On the day I did my hike, I only pass through a couple of small moving light points from other travellers. This is not the same route taken by the jeeps (tours) and there are not many people climbing up this way.
After a while, I reached a viewing point that I liked (you will find many) and waited there for the sunrise. Slowly started to get brighter and brighter… It was magical, such a stunning and magnificent view over the caldera with Semeru volcano in the background.
I contemplated the sunrise wrapped in a blanket and stayed a bit longer having breakfast (that I carried in my backpack) looking at the views.
The weather was getting warmer and I went down to town, sat for a coffee, rest and finish an amazing morning.
The Ijen volcano is located near the eastern tip of Java island, and anyone visiting the island is probably planning a visit to the vast volcanic region of the Ijen plateau.
This region has three volcanos, the Ijen (2368m), the Merapi (2800m) and the Raung (3332m). The vast majority of visitor goes only to the Ijen.
Hiking the volcano, contemplate the Acid Lake, the Blue Flames and the sunrise can be done easily independently without a guide or a tour.
You can get to Ijen via Bondowoso or Banyuwangi.
Java is well connected by bus so its easy to get to one of these towns from any place in Java.
To get to Ijen you will need to rent a scooter or hire a taxi. If you are used to drive a scooter, the roads to Ijen are really good, and because you do it during the night there is no traffic, plus the route is quite straightforward and well sign-posted.
At the entrance
Once you arrive you need to go in direction of the building where you can buy the entrance ticket. It costs Rp.100,000 (~£7.10) on weekdays and Rp.150,000 (~£10.60) on weekends for foreign visitors.

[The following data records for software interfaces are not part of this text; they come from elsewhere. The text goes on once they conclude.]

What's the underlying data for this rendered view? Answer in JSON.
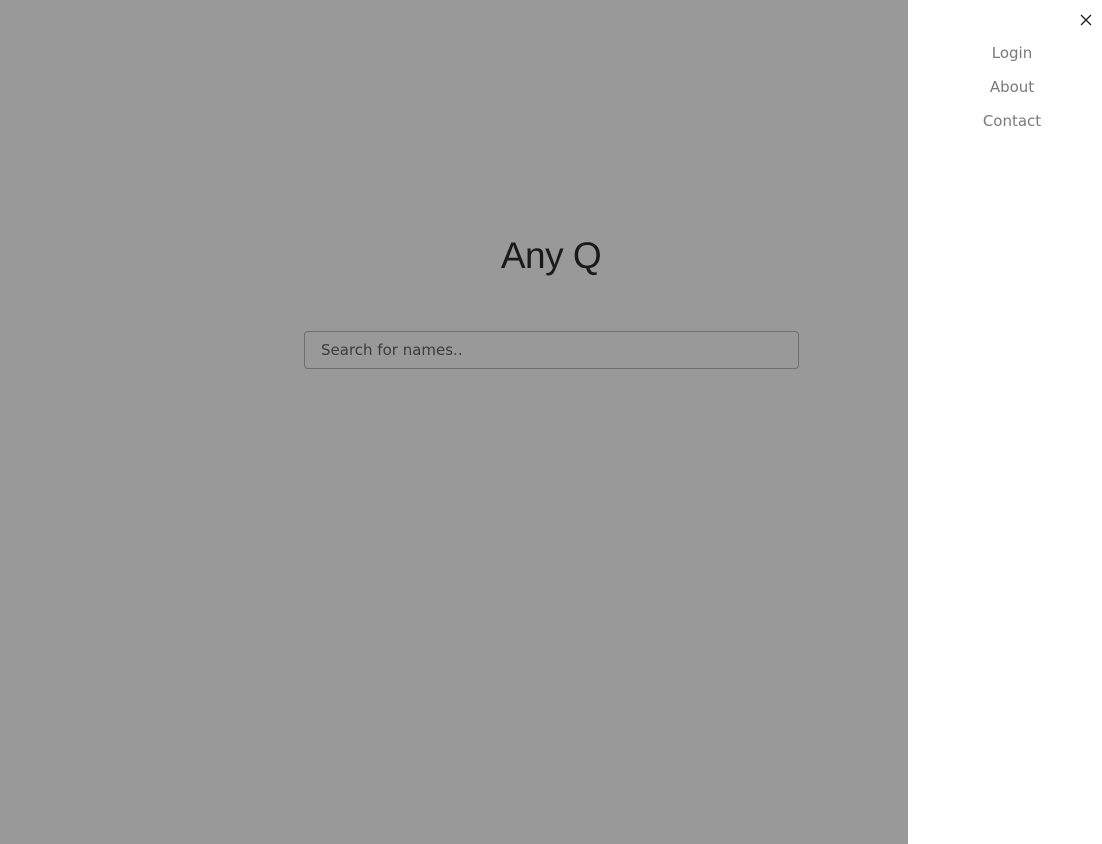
{
  "header": {
    "title": "Any Q"
  },
  "search": {
    "placeholder": "Search for names..",
    "value": ""
  },
  "drawer": {
    "close_icon": "close-icon",
    "items": [
      {
        "label": "Login"
      },
      {
        "label": "About"
      },
      {
        "label": "Contact"
      }
    ]
  },
  "colors": {
    "overlay": "#999999",
    "drawer_background": "#ffffff",
    "link": "#7a7a7a",
    "title": "#1a1a1a"
  }
}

Ijen – chasing the blue flames
To chase the blue flames its starts with a midnight hike to the crater edge, although is a steady walk up a hill, it’s no easy task.
Once you get to the crater rim, you’ll find lots of guides offering to help you on the way down, but it’s up to you whether to get one at this point, to be fair you don’t need one at all.

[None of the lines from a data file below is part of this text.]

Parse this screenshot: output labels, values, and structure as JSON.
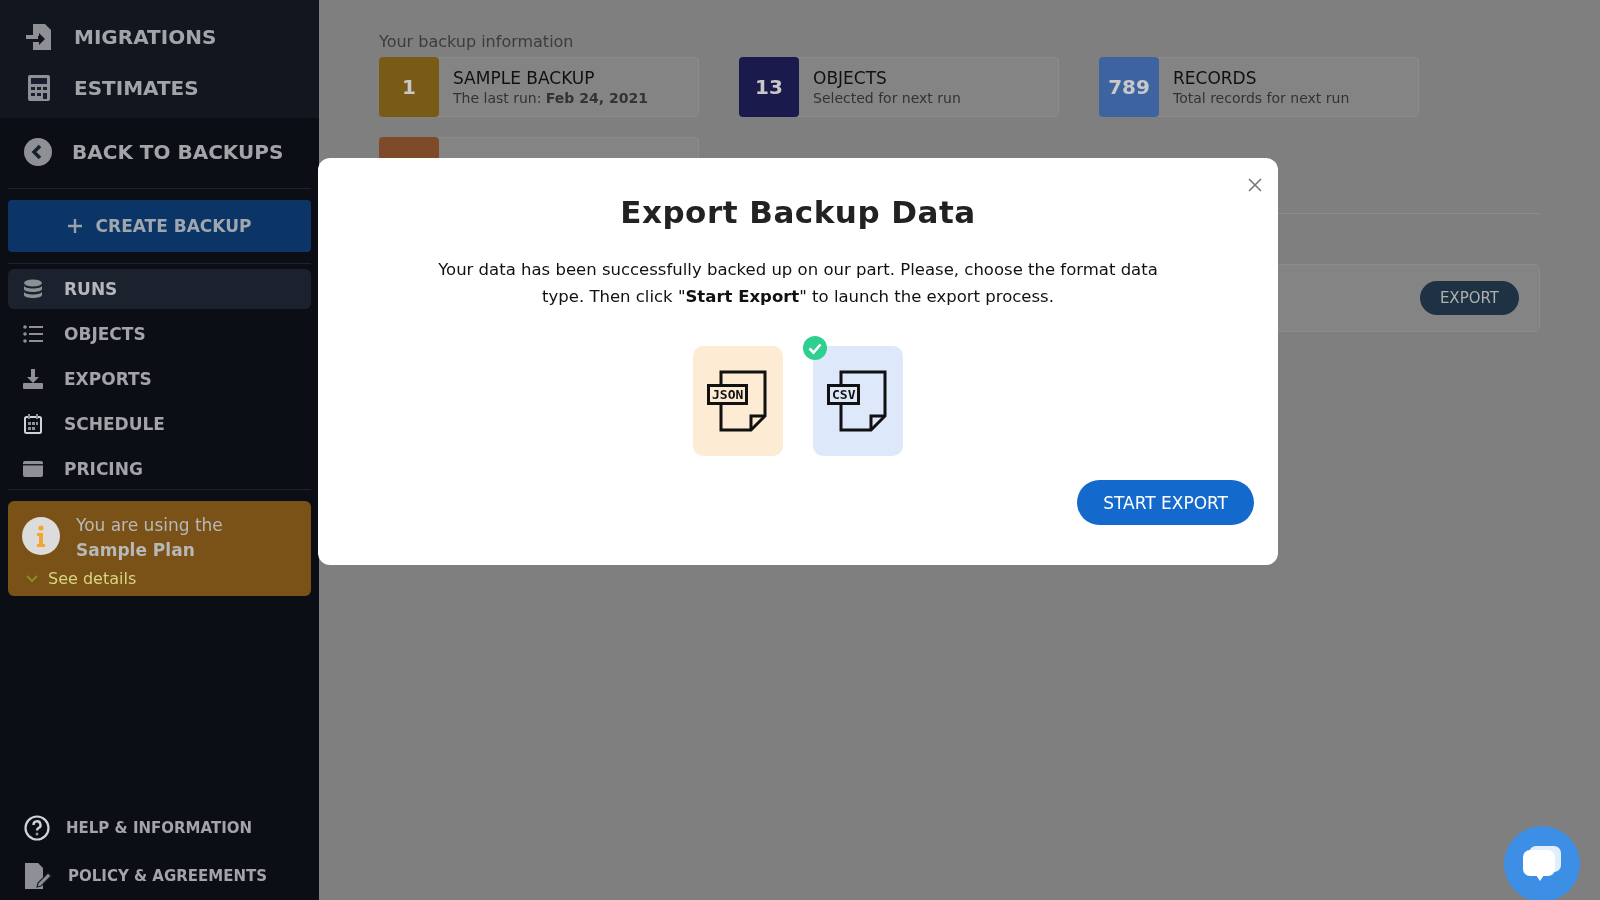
{
  "sidebar": {
    "top_items": [
      {
        "label": "MIGRATIONS"
      },
      {
        "label": "ESTIMATES"
      }
    ],
    "back_link": "BACK TO BACKUPS",
    "create_button": "CREATE BACKUP",
    "items": [
      {
        "label": "RUNS",
        "selected": true
      },
      {
        "label": "OBJECTS",
        "selected": false
      },
      {
        "label": "EXPORTS",
        "selected": false
      },
      {
        "label": "SCHEDULE",
        "selected": false
      },
      {
        "label": "PRICING",
        "selected": false
      }
    ],
    "plan_notice": {
      "text": "You are using the **Sample Plan**",
      "link": "See details"
    },
    "bottom_items": [
      {
        "label": "HELP & INFORMATION"
      },
      {
        "label": "POLICY & AGREEMENTS"
      }
    ]
  },
  "backup_info": {
    "heading": "Your backup information",
    "cards": [
      {
        "badge": "1",
        "title": "SAMPLE BACKUP",
        "subtitle": "The last run: **Feb 24, 2021**",
        "color": "#7a5a17"
      },
      {
        "badge": "13",
        "title": "OBJECTS",
        "subtitle": "Selected for next run",
        "color": "#1b1a4d"
      },
      {
        "badge": "789",
        "title": "RECORDS",
        "subtitle": "Total records for next run",
        "color": "#3d64a0"
      }
    ]
  },
  "run_row": {
    "export_button": "EXPORT"
  },
  "modal": {
    "title": "Export Backup Data",
    "text": "Your data has been successfully backed up on our part. Please, choose the format data type. Then click \"**Start Export**\" to launch the export process.",
    "formats": [
      {
        "label": "JSON",
        "selected": false,
        "color": "#fdebd3"
      },
      {
        "label": "CSV",
        "selected": true,
        "color": "#dde9fb"
      }
    ],
    "start_button": "START EXPORT"
  }
}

Whatever you decide to do, the only thing that really matters is to put the gas mask on and keep it at all times, the sulphuric fumes are toxic, corrodes the skin, stings the eye and cause breathless.
Descending to the volcano crater
When you start descending the terrain turns to boulders and rubbles and its important to take care where you step. The rocky path down to the crater is breaking up because of the number of people walking on it daily.
Be mindful that you will not be the only person doing this journey, the place is completely packed with tourists plus you have the miners making their way back up with their baskets full. Its horrible to see the miners working in conditions that can only be described as hell —a portrait of bone-crushing physical labuor.
Once inside the crater, you can see the blue flames of the sulphur mine if the weather allows it. The ones I saw where quite small, much more impressive than the flames are the miners work in such harsh conditions, where is almost impossible to breathe.
The ‘Blue Flames’, are Sulphur gas escaping from the walls of a dormant volcano igniting to 300 degrees when in contact with oxygen.
At the time I visited the Ijen, it was really cold and very very windy, that means that the visibility was terrible plus the fumes were blowing in all direction. When the fumes are on top of you, you can’t open your eyes and is really hard to breathe, would I repeat the experience, probably not.
After you’ve explored everything inside the crater, climb up to contemplate the sunrise overlooking the landscape.
Once the sun is up, the views over the largest acid lake on earth are quite nice, this lake has a pH lower than that of battery acid, caustic enough to dissolve metal, can you believe it?!
The way down from the volcano rim is not easier than the way up, I’m sorry to say it.. the downward slope is absolutely killer on the knees.
warm clothes and gloves
snacks and water
The rest of the Ijen plateau area is worth exploring, with its breathtaking views, countless streams and hot springs and coffee plantations. There are also a few nice isolated settlements.
If the crowds, toxic smokes are nor for you, you may prefer visiting the magnificent Mount Bromo.